Starting a podcast has become the new “I’m going to write the Great American Novel.” But at least with novels, 90 percent of people failed before finishing their first chapter. Even those who made it to the end never found a publisher, much less friends willing to read the damn thing.

Remember when blogs were a big deal? Everybody seemed to have one for a few years in the early aughts. Most fizzled after people realized that writing is hard and not everybody with a blog was guaranteed a TV or book deal.

You don’t need talent to create your own podcast, or even an especially good idea. Fart Sounds is an actual podcast on which host John Choura asks his guests to describe and perform their favorite flatulence sounds. On Ruminate with the Wise, host Jake Schick poorly impersonates the guests he fails to land an interview with. “Mommy Teresa” is one.

You know what I miss? Barriers to entry. With podcasts, failing is literally not an option. As soon as an aspiring podcaster uploads a podcast somewhere, they’re a podcaster. All they need is a microphone, not even two turntables, and BAM! — they’ve got an occupation to claim on their LinkedIn page and show their naysaying parents they were totally wrong about dental school.

Whatever happened to having an opinion and keeping it to yourself? Or having a conversation with friends and NOT RECORDING IT?

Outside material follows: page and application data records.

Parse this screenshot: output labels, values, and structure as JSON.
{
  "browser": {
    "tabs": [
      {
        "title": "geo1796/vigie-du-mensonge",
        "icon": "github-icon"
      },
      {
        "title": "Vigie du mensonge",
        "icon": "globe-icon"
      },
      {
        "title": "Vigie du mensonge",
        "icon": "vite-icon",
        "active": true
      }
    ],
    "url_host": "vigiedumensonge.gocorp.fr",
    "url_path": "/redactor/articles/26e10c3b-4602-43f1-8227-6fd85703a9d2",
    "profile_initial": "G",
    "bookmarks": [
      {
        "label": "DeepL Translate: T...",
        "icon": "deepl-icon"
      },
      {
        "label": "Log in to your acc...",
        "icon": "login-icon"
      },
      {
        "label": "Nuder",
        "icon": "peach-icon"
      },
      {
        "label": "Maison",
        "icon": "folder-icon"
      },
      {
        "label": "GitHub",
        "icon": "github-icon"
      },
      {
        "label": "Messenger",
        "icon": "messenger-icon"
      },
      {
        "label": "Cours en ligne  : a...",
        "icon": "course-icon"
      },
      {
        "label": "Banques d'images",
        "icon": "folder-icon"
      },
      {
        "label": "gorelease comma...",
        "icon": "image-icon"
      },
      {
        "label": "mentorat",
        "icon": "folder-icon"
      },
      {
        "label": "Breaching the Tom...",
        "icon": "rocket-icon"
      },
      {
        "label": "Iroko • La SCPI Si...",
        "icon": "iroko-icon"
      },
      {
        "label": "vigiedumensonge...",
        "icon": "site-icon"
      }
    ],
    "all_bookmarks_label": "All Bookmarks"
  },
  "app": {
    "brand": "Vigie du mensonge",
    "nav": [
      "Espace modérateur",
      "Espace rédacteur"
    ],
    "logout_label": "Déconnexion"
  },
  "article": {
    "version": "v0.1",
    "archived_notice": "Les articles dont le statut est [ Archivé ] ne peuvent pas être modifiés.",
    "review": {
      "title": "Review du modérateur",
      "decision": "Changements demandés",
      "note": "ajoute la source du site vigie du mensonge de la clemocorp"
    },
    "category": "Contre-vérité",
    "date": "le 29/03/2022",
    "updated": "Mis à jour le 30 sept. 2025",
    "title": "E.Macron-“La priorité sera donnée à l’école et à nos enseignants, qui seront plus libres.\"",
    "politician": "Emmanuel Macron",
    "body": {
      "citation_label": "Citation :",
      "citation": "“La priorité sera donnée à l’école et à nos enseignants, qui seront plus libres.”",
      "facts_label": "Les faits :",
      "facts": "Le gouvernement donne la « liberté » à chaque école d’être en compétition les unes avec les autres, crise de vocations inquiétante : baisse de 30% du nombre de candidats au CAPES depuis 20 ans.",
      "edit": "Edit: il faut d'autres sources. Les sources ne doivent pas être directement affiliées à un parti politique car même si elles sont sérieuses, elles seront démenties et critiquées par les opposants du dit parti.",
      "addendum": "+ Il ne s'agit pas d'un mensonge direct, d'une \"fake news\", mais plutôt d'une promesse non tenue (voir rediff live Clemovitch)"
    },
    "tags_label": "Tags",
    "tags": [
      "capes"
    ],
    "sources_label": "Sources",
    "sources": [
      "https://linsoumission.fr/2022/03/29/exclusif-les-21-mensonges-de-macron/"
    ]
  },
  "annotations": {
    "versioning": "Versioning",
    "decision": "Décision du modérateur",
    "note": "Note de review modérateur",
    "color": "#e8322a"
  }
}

I haven’t listened to producer Matt Gourley’s new podcast, Mallwalkin’, but I really feel like I don’t have to. He discussed it on another podcast, Conan O’Brien Needs A Friend, in which even he seemed to realize that he should have known better. 

“This is a poor excuse for a podcast,” Gourley told Conan. “If you listen, you listen at your own risk. It’s stupid, it’s dumb, it’ll probably rarely come out. Check it out on Spotify and Stitcher.“

Actually, I might listen to it now. Self-awareness is something that needs to be rewarded more often. But in general, we don’t need more podcasts. And the solution starts with you.

If you have a podcast, stop making it. Ask yourself, “Does the world need this? Am I providing a service? If I was having this conversation at a dinner party, would the other guests start muttering about needing to leave soon because of the babysitter?” If you haven’t started a podcast, don’t. “But wait, I have this great idea for — ” Shhh. No. No, you don’t. Save it for a friend. If a funny observation gets mentioned to a pal over beers, and there’s nobody there to record it, not only does it still exist, it’s how human beings are supposed to interact.

Follow Article Topics: Money-&-Career